It's been a drizzly few opening days at SXSW Interactive this year—and as light rain continues to fall, marketers and technologists who came expecting spring break are either gripping their umbrellas tighter or deciding to "lean in" and face the skies unprotected. Either way, it seems we're all in this together.
At the risk of grasping at a metaphor, it does feel that last year's sunny techno-optimism has been thrust into unseasonable shadows by the events of the past year. In 2017, panels abound on topics such as threats to data privacy, containing the spread of fake news, and AI-enabled job disruption. But, as always, there's lighthearted fun to be found when you need it.
I find myself noticing a lot of talk about DNA—the literal stuff in our cells, not the less specific kind we talk about in reference to brands—which seems to be a thread here tying together all of the above. A Saturday keynote at the Austin Convention Center by Jennifer Doudna, a co-discoverer of the CRISPR-Cas9 technology that is allowing humans for the first time to precision-edit DNA in cells, drew lines literally wrapping up and down stairwells. A packed house listened as Doudna explained the mechanics of her discovery in remarkable detail, given the largely non-technical audience, before posing an array of questions:
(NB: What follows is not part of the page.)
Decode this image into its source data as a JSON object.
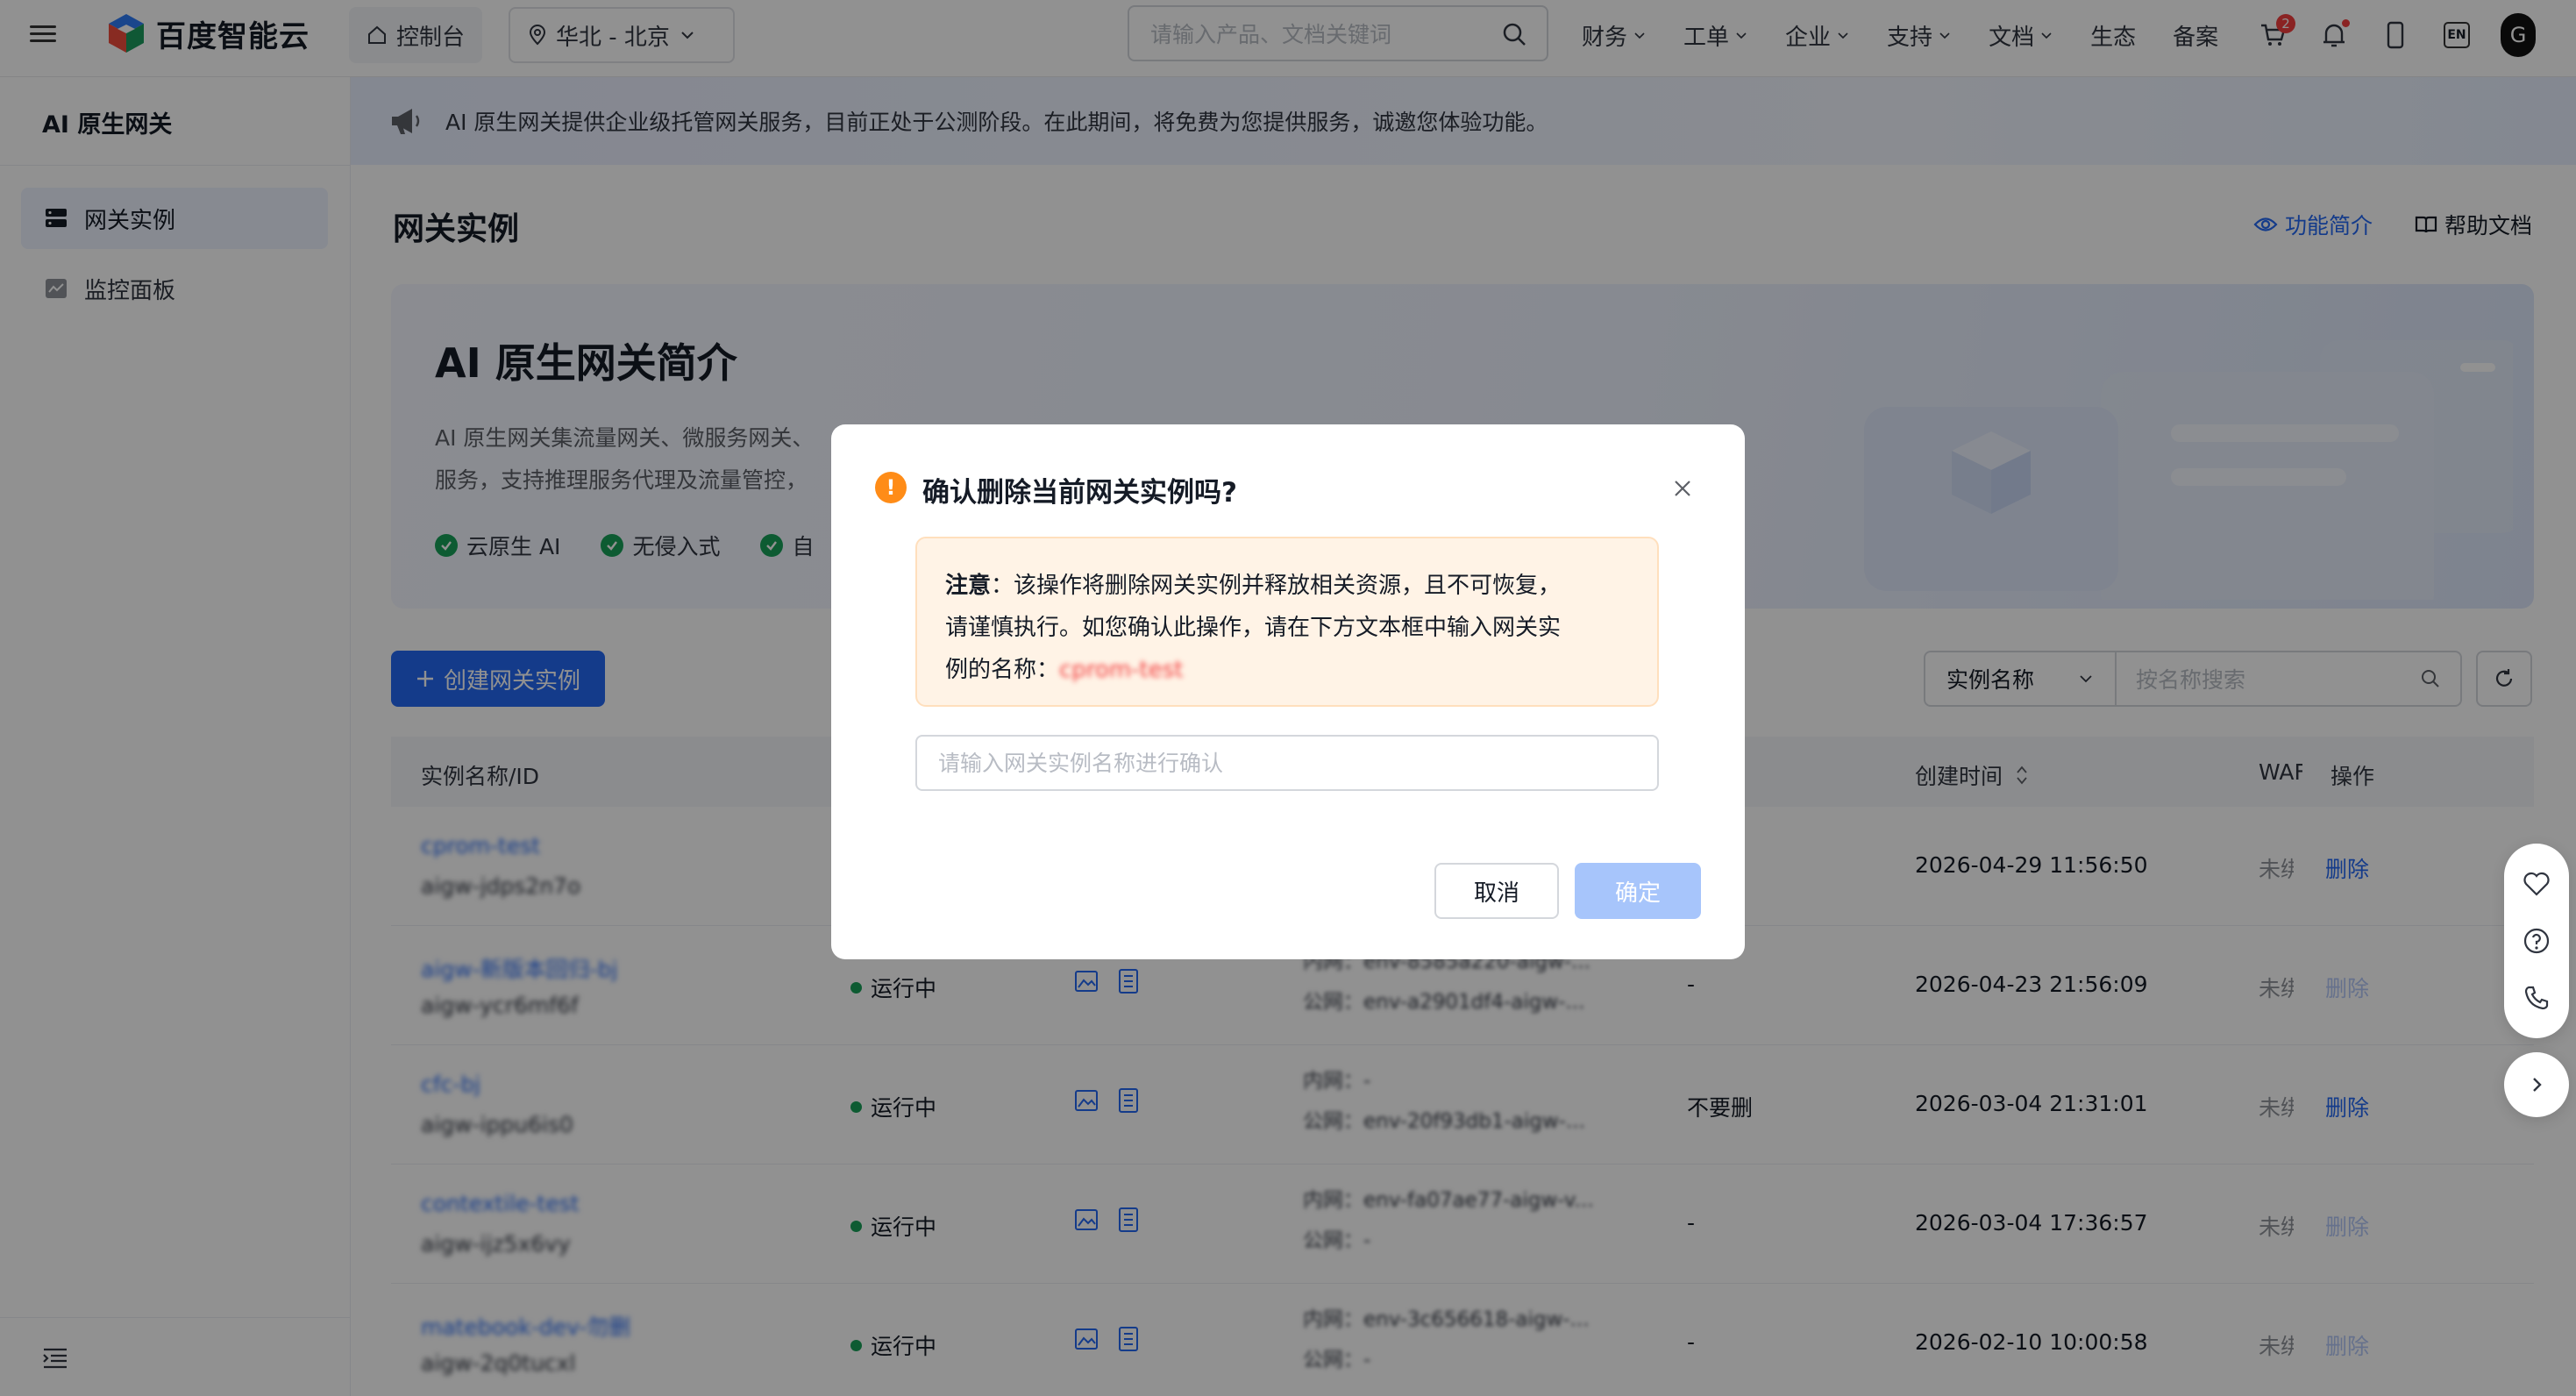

"When will I be able to edit my DNA to give me superpowers, such as swapping out my hemoglobin for the extra-special hemoglobin found in the blood of Tibetan Sherpas?"
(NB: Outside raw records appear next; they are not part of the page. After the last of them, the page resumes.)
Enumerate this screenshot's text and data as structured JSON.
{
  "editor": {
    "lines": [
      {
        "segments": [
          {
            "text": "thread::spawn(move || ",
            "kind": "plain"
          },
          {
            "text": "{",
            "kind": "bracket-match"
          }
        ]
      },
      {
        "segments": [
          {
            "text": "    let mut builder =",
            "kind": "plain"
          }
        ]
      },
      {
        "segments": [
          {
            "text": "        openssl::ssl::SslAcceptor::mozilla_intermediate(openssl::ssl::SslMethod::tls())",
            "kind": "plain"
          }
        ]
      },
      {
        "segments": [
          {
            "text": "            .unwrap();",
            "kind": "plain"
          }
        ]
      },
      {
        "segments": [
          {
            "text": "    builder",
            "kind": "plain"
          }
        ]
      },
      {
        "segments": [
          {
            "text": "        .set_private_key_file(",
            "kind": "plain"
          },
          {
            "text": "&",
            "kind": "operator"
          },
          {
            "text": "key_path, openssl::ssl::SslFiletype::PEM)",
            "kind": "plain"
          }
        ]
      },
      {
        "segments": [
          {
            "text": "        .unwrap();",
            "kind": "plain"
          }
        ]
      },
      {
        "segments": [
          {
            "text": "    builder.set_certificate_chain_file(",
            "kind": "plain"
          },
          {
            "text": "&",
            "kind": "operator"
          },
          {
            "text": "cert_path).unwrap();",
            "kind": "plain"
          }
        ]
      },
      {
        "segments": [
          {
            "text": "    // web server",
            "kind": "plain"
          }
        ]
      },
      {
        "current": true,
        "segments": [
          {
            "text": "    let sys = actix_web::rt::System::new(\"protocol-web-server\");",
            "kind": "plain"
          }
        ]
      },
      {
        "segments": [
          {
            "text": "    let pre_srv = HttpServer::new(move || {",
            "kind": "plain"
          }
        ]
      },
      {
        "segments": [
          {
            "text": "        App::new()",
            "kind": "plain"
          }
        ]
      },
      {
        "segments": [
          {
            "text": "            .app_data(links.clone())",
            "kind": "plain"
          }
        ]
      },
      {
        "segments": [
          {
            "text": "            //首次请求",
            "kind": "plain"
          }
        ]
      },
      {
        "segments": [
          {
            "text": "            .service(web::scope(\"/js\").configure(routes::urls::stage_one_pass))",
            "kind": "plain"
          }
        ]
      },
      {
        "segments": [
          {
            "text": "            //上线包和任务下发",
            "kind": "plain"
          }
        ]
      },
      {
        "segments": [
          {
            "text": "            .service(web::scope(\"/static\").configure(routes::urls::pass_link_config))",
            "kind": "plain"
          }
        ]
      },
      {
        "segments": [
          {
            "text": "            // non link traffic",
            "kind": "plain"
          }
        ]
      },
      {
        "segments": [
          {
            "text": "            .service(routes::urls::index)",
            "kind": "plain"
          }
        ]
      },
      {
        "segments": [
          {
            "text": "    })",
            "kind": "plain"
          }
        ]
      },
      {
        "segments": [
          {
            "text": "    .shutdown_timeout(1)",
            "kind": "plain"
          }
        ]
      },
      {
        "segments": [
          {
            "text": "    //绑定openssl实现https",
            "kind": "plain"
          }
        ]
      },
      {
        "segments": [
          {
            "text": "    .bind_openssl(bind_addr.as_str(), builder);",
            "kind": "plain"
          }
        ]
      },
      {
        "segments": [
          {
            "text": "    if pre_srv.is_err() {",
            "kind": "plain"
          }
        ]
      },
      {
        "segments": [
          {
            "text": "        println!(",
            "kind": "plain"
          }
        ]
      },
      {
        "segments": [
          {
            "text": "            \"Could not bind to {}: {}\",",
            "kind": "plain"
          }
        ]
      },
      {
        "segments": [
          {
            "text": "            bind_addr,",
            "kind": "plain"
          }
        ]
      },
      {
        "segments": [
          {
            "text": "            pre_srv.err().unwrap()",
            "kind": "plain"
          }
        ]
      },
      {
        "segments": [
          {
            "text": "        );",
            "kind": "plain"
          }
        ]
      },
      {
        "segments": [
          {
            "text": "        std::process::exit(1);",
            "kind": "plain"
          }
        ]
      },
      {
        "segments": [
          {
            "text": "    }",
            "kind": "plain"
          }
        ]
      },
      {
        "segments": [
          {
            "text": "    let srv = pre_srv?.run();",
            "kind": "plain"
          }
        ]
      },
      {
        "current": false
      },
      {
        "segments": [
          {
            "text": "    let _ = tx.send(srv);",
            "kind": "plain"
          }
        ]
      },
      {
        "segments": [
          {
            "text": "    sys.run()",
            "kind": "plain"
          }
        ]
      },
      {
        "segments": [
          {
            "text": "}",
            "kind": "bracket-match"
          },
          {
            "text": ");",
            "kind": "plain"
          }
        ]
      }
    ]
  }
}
"Will CRISPR allow us to attain immortality?"
"Will your invention lead to a society divided by genetics and create a new form of discrimination, as seen in the 1997 film Gattaca?"
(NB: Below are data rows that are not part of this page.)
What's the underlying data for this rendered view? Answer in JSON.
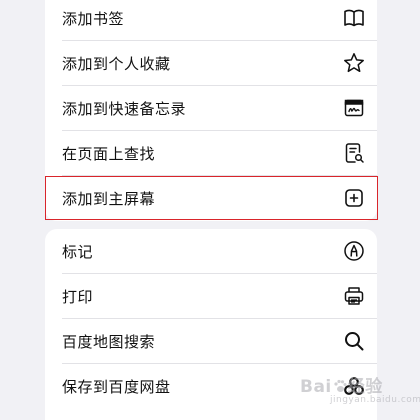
{
  "menu": {
    "group1": [
      {
        "label": "添加书签",
        "icon": "book-icon"
      },
      {
        "label": "添加到个人收藏",
        "icon": "star-icon"
      },
      {
        "label": "添加到快速备忘录",
        "icon": "quick-note-icon"
      },
      {
        "label": "在页面上查找",
        "icon": "find-in-page-icon"
      },
      {
        "label": "添加到主屏幕",
        "icon": "plus-square-icon"
      }
    ],
    "group2": [
      {
        "label": "标记",
        "icon": "markup-pen-icon"
      },
      {
        "label": "打印",
        "icon": "printer-icon"
      },
      {
        "label": "百度地图搜索",
        "icon": "search-icon"
      },
      {
        "label": "保存到百度网盘",
        "icon": "baidu-netdisk-icon"
      }
    ]
  },
  "highlight": {
    "item": "添加到主屏幕",
    "color": "#d9252b"
  },
  "watermark": {
    "text_left": "Bai",
    "text_right": "经验",
    "sub": "jingyan.baidu.com"
  },
  "colors": {
    "background": "#f1f1f5",
    "card": "#ffffff",
    "text": "#111111",
    "divider": "#e2e2e6"
  }
}
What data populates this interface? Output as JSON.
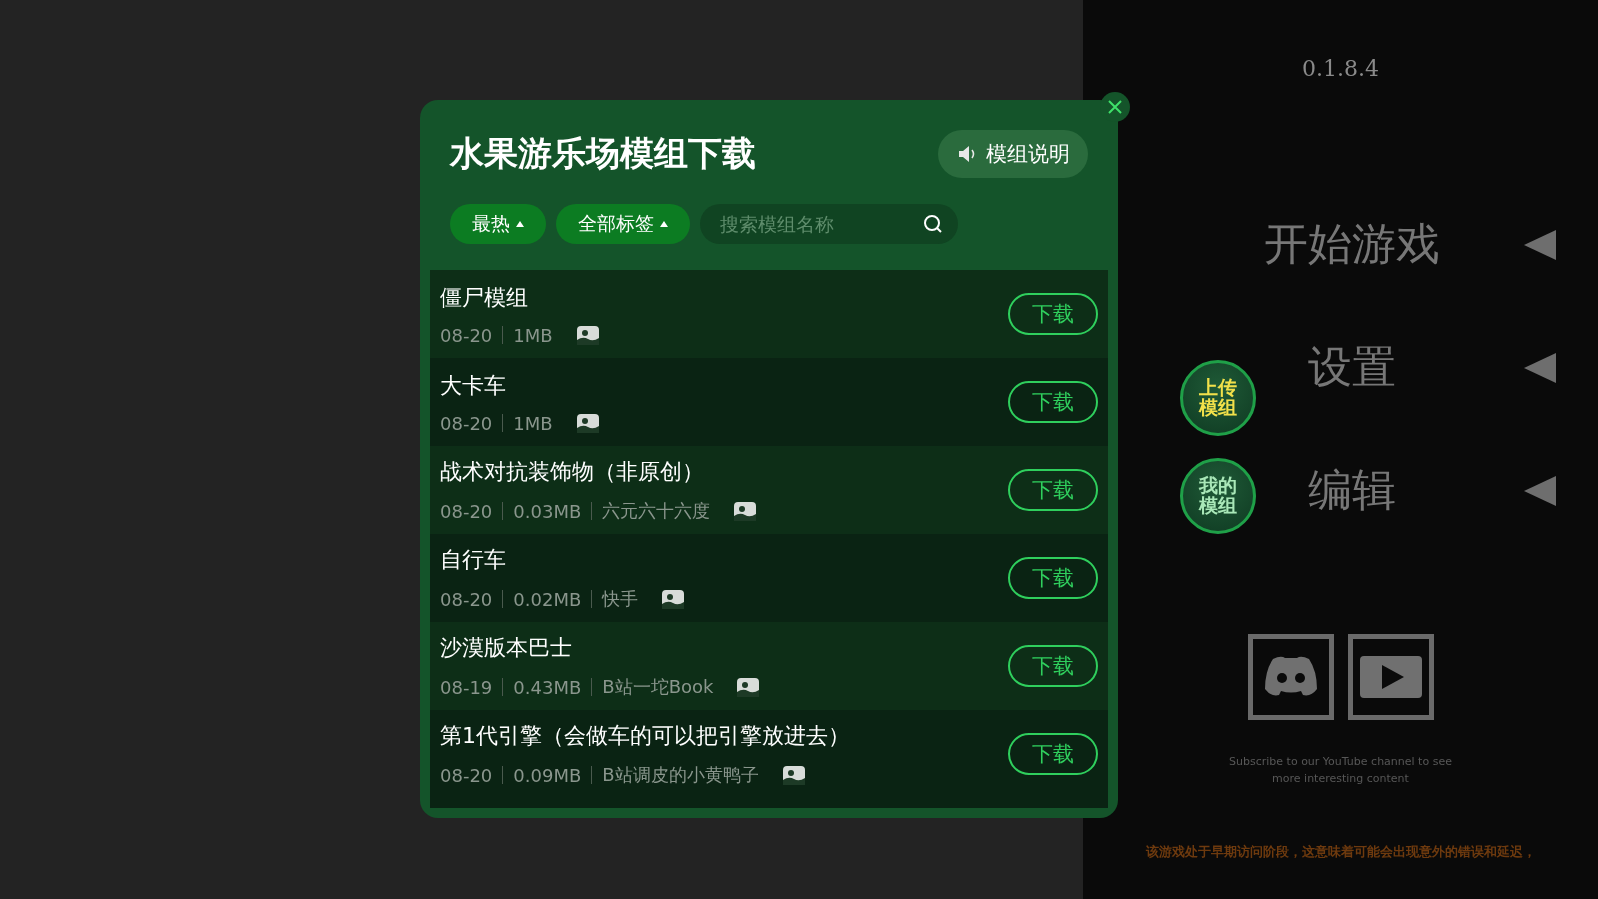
{
  "modal": {
    "title": "水果游乐场模组下载",
    "help_button": "模组说明",
    "filters": [
      {
        "label": "最热"
      },
      {
        "label": "全部标签"
      }
    ],
    "search": {
      "placeholder": "搜索模组名称"
    },
    "mods": [
      {
        "name": "僵尸模组",
        "date": "08-20",
        "size": "1MB",
        "action": "下载"
      },
      {
        "name": "大卡车",
        "date": "08-20",
        "size": "1MB",
        "action": "下载"
      },
      {
        "name": "战术对抗装饰物（非原创）",
        "date": "08-20",
        "size": "0.03MB",
        "author": "六元六十六度",
        "action": "下载"
      },
      {
        "name": "自行车",
        "date": "08-20",
        "size": "0.02MB",
        "author": "快手",
        "action": "下载"
      },
      {
        "name": "沙漠版本巴士",
        "date": "08-19",
        "size": "0.43MB",
        "author": "B站一坨Book",
        "action": "下载"
      },
      {
        "name": "第1代引擎（会做车的可以把引擎放进去）",
        "date": "08-20",
        "size": "0.09MB",
        "author": "B站调皮的小黄鸭子",
        "action": "下载"
      }
    ]
  },
  "main_menu": {
    "version": "0.1.8.4",
    "items": [
      {
        "label": "开始游戏"
      },
      {
        "label": "设置"
      },
      {
        "label": "编辑"
      }
    ]
  },
  "badges": [
    {
      "label": "上传模组"
    },
    {
      "label": "我的模组"
    }
  ],
  "social": [
    {
      "kind": "discord"
    },
    {
      "kind": "video"
    }
  ],
  "subscribe_text": "Subscribe to our YouTube channel to see more interesting content",
  "notice": "该游戏处于早期访问阶段，这意味着可能会出现意外的错误和延迟，"
}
Doudna demurred with great patience as she explained over and over again that for the time being, we wouldn't know which genes to edit to create such outcomes. But she said that it's important to start the ethical conversations now, so we're ready when and if these modifications do become possible. And she said that CRISPR-based treatment for adults with sickle-cell disease—a devastating genetic illness—might become available soon.
The range of questions reflected our remarkable uncertainty around technology right now: Are we headed toward hell or paradise on earth? There seemed to be precious little middle ground.
But then there was levity: Bold Threads, a San Francisco–based technology startup, announced "the first spider silk product ever available for purchase"—a $314 necktie. Unlike silkworms, spiders tend to respond aggressively when humans try to harvest their excretions (surprise, surprise). Up to now this has limited what we can do with their famously strong material. But Bold Threads has developed a process where DNA can be spliced into yeast cells, and instead of making beer, the cells start spitting out spider silk, spider-free.
"I look at apparel and we should be demanding more, and we're not," said Bolt Threads CEO Dan Widmaier. "There's a lot of opportunity for this to displace things that are not innovative and unsustainable ... and silkworms are as efficient as they're going to be after 5,000 years." He then bestowed a necktie on a lucky member of the audience, before an entrepreneur from Bali turned his question for Widmaier into an impromptu pitch for his own invention, "drinkable plastic."
Does the average consumer care about DNA? Definitely, when it comes to their own privacy, said Kate Black, privacy officer and corporate counsel at direct-to-consumer genetics testing company 23andMe. At Black's panel on DNA and privacy, the specter of recent data leaks, and of potential government surveillance, loomed large.
But Black said open communication with customers was critical and could go a long way toward creating trust. "Trust is a product ... we have to build that into the product and let them see the transfer of information," she said. That might be the biggest takeaway from the DNA privacy conversation: At a moment of great uncertainty, brands have to work harder than ever to create trust.
—Shepherd Laughlin is the director of trend forecasting at J. Walter Thompson.